Are there any improvements you might make if you used this team again?
One of my Latios’ moves was Heal Pulse, which wasn’t helpful. Not only did I never use it in the tournament, I never even used it in practice. The move I wanted was Draco Meteor, but I didn’t have time to acquire it in-game, considering I had to play through Omega Ruby just a few days before to even get Latios at all. I also should have replaced Salamence’s Dragon Claw with Dragon Dance (a fact I realized about a month before nationals). The only problem is that Dragon Dance is an egg move for Salamence, and I decided I would rather just use my Dragon Claw Salamence instead of breeding for and raising a new one with Dragon Dance.

Saturday, July 18, 2015

Unboxing Roaring All-Stars + Tweedia CDs

Earlier this week, I had a chance to unbox "Roaring All-Stars" and "Tweedia",the two latest Pokemon CD singles from Japan. In addition to the CDs themselves, there are also a number of extras included with the music:


Friday, July 17, 2015

Tuesday, July 14, 2015

New music for the week of 7/13/2015

One new track this week from Mewmore and Dasgust:

-I Wanna Say Goodbye

This is actually from the Mystery Dungeon games. You can see a video of it here:


Happy listening!

Wednesday, July 08, 2015

New Pokemon US Nationals interview following tomorrow's Top 25 + Train Station at 8

At last weekend's US Nationals, I had a chance to interview Lance Bradshaw, the winner of the TCG Seniors Division about the Primal Kyogre deck he used. We discuss some of the specific cards, as well as the finals against a metal Mega Rayquaza deck, which he describes as the worst matchup for his deck. That interview will debut following tomorrow's Top 25 Countdown, which starts at 5pm Eastern/4pm Central.

If you like, you can also see it here:


Or, if you want the audio-only experience:



Additionally, I recently appeared on another episode of the Train Station at 8 podcast with Makoto from Pikapi Podcast. For this episode, we discuss the use of licensed music in video games. It's a good discussion, so be sure to listen.

Monday, July 06, 2015

Pokemon movies 8 and 9 now on iTunes US

The eighth and ninth Pokemon movies are now available on the US iTunes store, marking the first time a Pokemon movie has been available since 2011 when the third movie was removed from the US store. Both movies are available for purchase in HD for $14.99.

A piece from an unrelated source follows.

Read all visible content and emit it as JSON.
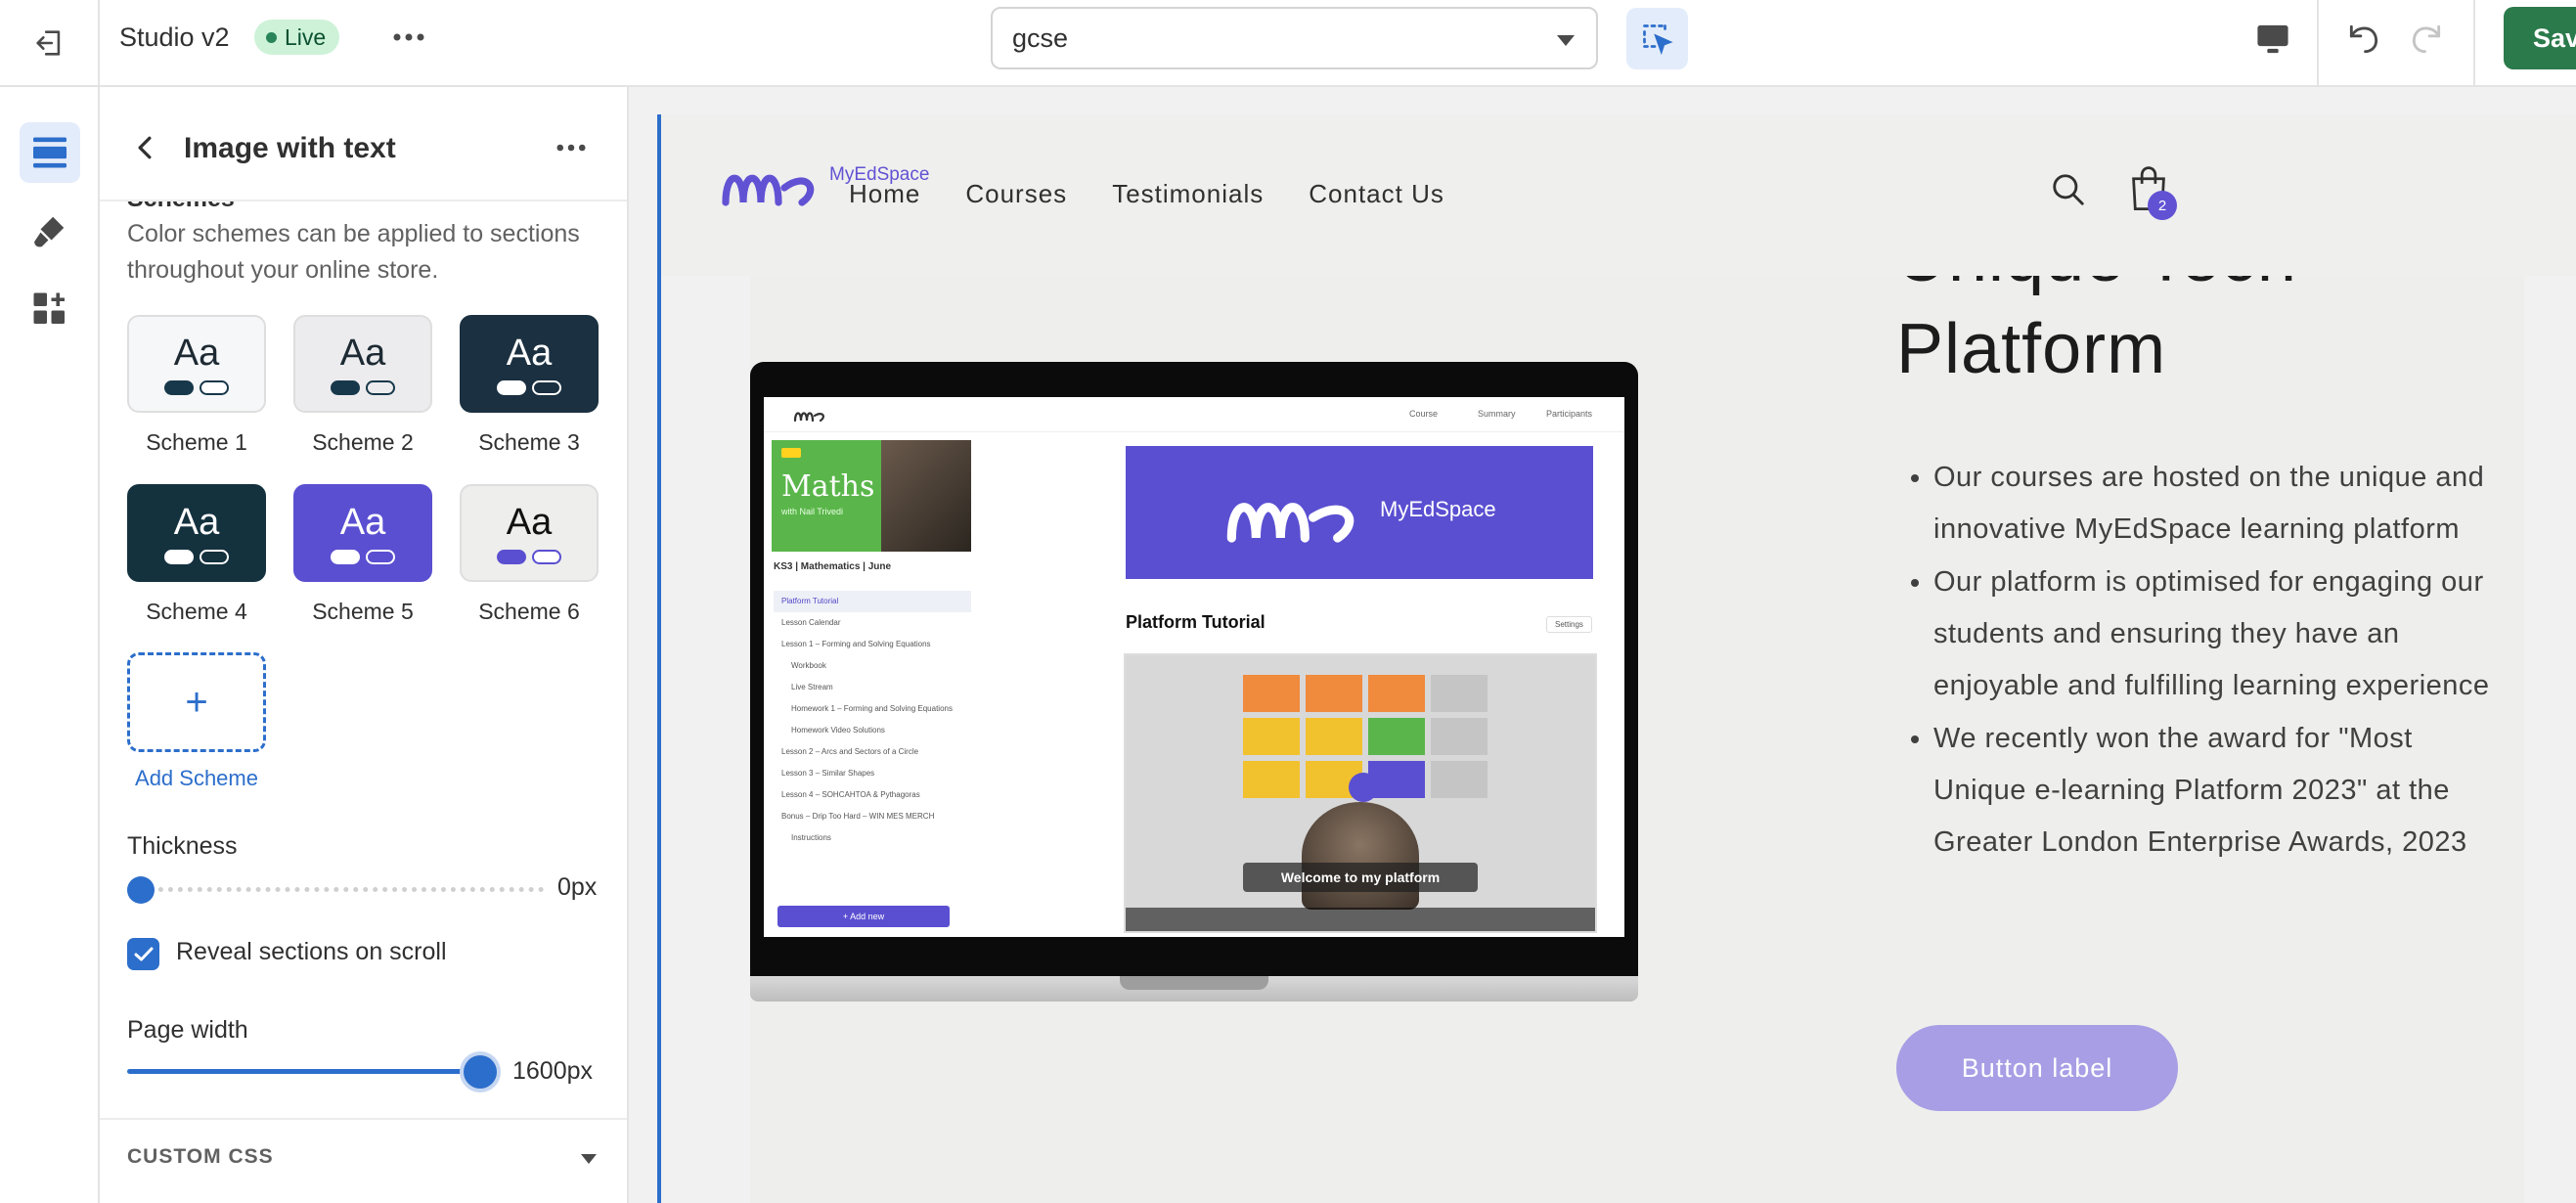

Update: The movies are also available in the Canadian, Australian, and UK stores.

Sunday, June 28, 2015

Is (Blank) a Pokemon Song?

Help me out with the podcast episode that I'll be appearing on later this week! What music connected to the Pokemon franchise do you consider a "true" Pokemon song? How much do association with the franchise, matching the themes of the show, and other versions of the song being present matter?

For more information on the podcast, check out this video:

Tuesday, June 23, 2015

New music for the week of 6/22/2015

One new song this week, from insaneintherainmusic's "Back to Your Littleroots" album:

-Surfycove (Surf Theme / Lilycove City)

You can take a listen here:



"Back to Your Littleroots" is available on Loudr, iTunes, and Google Play.

Additionally, my co-review of Pokemon Symphonic Evolutions is now on the PokePress SoundCloud:



 Happy listening!

Sunday, June 21, 2015

New two-part Pokemon Symphonic Evolutions review following today's Top 25

I was fortunate enough to attend a recent Pokemon Symphonic Evolutions concert in Milwaukee, and I got to bring my mom (an orchestra teacher) with me to the performance. Afterwards, we did a co-review of the event. That two-part review will debut following today's Top 25 Countdown. The countdown starts at 4pm Eastern/3pm Central, so be sure to tune in!

You can check out part one of the interview here:


We discuss the music, the venue, and the atmosphere of the event. Is it possible for someone with limited knowledge of the franchise to enjoy this concert? Listen and find out!